* Work required *
"JSON" is the word to look for; say how many lines of the listing below contain it, and nothing else.

* Supplied data *
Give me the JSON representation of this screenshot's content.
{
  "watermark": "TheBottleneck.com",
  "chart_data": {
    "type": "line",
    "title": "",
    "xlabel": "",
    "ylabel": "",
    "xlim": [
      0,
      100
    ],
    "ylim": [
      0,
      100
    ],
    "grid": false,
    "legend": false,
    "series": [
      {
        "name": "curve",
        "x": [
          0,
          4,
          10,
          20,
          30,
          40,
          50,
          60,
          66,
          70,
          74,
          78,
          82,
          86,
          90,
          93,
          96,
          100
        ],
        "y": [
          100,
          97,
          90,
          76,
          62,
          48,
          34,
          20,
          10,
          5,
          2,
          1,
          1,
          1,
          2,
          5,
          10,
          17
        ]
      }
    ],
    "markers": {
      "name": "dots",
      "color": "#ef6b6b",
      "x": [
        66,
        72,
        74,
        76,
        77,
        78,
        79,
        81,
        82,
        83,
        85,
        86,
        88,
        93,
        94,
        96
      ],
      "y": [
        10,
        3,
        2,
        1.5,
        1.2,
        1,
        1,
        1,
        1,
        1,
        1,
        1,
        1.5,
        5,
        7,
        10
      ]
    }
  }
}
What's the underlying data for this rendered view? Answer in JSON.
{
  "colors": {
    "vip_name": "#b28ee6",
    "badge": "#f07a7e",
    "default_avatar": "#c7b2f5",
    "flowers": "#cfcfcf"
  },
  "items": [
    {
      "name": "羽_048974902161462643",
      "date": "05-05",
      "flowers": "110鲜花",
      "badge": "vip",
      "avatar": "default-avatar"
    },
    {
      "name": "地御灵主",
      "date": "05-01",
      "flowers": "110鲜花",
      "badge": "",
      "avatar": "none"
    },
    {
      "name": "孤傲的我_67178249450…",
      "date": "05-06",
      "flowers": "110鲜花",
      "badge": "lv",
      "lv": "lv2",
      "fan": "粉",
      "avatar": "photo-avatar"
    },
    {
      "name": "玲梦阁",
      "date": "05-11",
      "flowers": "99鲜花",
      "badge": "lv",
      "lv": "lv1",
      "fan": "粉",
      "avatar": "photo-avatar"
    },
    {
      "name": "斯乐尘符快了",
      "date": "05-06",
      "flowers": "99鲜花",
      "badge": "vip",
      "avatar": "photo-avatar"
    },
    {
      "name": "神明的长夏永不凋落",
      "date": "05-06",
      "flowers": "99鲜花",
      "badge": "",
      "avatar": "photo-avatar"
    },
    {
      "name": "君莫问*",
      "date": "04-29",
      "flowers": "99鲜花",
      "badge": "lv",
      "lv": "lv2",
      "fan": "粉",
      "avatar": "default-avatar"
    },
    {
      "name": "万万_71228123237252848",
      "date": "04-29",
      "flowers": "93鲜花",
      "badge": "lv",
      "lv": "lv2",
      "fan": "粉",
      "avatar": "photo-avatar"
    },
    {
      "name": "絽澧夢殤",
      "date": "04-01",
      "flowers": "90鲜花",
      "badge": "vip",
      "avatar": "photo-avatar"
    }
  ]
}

* Output *
2